In 2016, Public Health Ontario released an interactive web report and infographic on the topic of traffic-related air pollution (TRAP). This report provides a definition for TRAP, highlights some of the key health impacts from TRAP, describes recent trends in TRAP across Ontario and identifies some of the populations most at risk to the health impacts of TRAP.
From 2003 to 2015, the average annual concentrations of NO, NO2 and NOx, pollutants which are associated with traffic, decreased significantly at the Barrie monitoring station; however, the annual mean concentration of PM2.5 (another traffic-related pollutant) did not change significantly over this 13 year time-period.
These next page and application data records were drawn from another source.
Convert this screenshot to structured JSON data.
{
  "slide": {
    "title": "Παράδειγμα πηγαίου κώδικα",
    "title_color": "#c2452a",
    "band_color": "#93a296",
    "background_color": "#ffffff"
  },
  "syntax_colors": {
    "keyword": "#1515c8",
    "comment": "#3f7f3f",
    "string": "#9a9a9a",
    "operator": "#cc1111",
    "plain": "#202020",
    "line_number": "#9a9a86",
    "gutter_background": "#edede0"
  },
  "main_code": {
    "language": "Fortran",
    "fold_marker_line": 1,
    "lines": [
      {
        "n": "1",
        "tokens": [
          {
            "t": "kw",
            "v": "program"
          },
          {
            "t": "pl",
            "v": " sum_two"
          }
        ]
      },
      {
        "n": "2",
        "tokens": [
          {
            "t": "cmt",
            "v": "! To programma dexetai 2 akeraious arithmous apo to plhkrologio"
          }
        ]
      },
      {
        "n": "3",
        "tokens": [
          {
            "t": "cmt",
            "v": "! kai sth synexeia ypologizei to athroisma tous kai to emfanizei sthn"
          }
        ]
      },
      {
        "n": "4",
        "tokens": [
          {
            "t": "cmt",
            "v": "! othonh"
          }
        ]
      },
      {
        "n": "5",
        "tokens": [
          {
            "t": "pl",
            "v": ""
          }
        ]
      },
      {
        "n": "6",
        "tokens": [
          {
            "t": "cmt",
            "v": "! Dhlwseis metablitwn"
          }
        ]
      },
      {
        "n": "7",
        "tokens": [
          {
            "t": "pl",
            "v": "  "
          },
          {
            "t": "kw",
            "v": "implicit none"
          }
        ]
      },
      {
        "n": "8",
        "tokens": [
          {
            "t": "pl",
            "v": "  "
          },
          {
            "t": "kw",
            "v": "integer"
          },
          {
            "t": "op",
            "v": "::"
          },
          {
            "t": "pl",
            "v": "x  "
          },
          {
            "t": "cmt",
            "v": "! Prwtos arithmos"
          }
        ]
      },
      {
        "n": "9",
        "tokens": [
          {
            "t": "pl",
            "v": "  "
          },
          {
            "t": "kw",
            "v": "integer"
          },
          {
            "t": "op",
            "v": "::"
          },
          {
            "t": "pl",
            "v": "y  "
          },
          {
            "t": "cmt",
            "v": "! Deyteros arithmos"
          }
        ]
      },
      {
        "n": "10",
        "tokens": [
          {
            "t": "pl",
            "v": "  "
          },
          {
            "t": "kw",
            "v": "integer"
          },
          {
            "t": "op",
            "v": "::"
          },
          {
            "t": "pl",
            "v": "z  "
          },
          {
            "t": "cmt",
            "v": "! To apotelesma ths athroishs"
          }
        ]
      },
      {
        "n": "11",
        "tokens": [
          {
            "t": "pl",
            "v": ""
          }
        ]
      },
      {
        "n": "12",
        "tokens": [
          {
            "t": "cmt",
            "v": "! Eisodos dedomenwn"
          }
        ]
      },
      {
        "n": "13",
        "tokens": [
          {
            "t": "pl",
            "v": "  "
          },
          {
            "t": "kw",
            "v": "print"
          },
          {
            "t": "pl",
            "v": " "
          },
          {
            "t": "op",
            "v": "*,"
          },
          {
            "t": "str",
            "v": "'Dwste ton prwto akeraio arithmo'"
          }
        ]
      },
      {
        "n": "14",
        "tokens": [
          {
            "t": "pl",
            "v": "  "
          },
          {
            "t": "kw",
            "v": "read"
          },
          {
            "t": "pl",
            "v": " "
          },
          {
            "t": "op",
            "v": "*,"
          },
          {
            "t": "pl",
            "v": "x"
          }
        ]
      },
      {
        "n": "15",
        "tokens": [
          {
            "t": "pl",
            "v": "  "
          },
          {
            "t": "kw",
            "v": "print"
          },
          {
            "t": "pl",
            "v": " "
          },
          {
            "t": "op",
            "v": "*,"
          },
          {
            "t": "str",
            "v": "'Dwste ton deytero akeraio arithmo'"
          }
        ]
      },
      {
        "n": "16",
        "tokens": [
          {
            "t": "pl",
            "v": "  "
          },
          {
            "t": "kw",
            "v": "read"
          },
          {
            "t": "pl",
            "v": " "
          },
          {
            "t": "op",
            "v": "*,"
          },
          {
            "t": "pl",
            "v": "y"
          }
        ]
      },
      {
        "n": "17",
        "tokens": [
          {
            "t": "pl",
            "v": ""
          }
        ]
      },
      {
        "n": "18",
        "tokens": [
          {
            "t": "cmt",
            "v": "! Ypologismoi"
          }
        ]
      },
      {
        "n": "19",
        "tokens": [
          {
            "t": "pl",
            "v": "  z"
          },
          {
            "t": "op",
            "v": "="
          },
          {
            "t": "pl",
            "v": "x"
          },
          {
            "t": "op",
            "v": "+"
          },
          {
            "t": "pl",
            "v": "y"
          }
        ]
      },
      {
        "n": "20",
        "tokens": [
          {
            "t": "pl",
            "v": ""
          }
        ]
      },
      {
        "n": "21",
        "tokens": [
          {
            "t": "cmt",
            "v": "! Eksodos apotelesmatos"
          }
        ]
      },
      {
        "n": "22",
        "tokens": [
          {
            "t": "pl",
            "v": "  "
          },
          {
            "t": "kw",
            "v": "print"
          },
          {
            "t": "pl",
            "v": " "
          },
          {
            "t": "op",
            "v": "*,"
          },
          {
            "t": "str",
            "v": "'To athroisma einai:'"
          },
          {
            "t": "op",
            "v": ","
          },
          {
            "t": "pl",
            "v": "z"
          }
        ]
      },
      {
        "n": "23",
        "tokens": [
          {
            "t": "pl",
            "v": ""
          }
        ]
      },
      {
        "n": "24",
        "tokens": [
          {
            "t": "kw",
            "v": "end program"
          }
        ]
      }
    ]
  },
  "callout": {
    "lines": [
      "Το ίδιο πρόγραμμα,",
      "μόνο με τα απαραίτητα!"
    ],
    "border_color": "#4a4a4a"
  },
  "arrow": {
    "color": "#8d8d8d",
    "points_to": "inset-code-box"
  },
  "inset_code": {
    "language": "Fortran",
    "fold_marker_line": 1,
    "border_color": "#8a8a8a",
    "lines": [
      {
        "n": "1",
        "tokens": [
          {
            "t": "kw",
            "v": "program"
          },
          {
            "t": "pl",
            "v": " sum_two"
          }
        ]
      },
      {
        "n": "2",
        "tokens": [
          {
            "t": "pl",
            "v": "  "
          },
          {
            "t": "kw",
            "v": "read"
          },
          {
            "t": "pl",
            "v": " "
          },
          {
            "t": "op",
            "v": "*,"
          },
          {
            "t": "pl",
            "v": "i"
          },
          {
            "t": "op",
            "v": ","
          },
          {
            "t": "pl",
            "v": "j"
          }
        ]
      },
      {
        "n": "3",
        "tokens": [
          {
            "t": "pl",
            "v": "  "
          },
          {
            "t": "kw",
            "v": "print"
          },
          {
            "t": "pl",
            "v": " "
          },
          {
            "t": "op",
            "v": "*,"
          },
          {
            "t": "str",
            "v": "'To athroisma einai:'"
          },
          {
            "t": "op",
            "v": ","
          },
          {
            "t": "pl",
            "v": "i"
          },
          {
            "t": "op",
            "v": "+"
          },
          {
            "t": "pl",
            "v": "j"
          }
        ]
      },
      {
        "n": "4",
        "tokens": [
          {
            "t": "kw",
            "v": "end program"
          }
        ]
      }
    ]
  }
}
Decreases in air pollutant concentrations can be attributed to reductions in emissions from both vehicles and industrial sources. Despite improvements in overall air quality, those who spend large amounts of time on or near major roads and highways, including commuters, remain at risk of high exposure to TRAP.
Living within 100 m of a major road or within 500 m of a highway–way is considered to be within the TRAP exposure area and is associated with the onset and worsening of asthma in children as well as other adverse health outcomes. In Simcoe Muskoka in 2011, less than one-in-five (17.6%) residents lived in a TRAP-exposed area, which was lower than the one-quarter (27.8 %) of the overall Ontario population that lived inside TRAP-exposed areas. Children, seniors, and people with pre-existing health conditions are more vulnerable to the adverse health effects related to TRAP exposure. Many institutions that serve these vulnerable populations, like elementary schools and long-term care homes for seniors, are located with-in a TRAP-exposed area.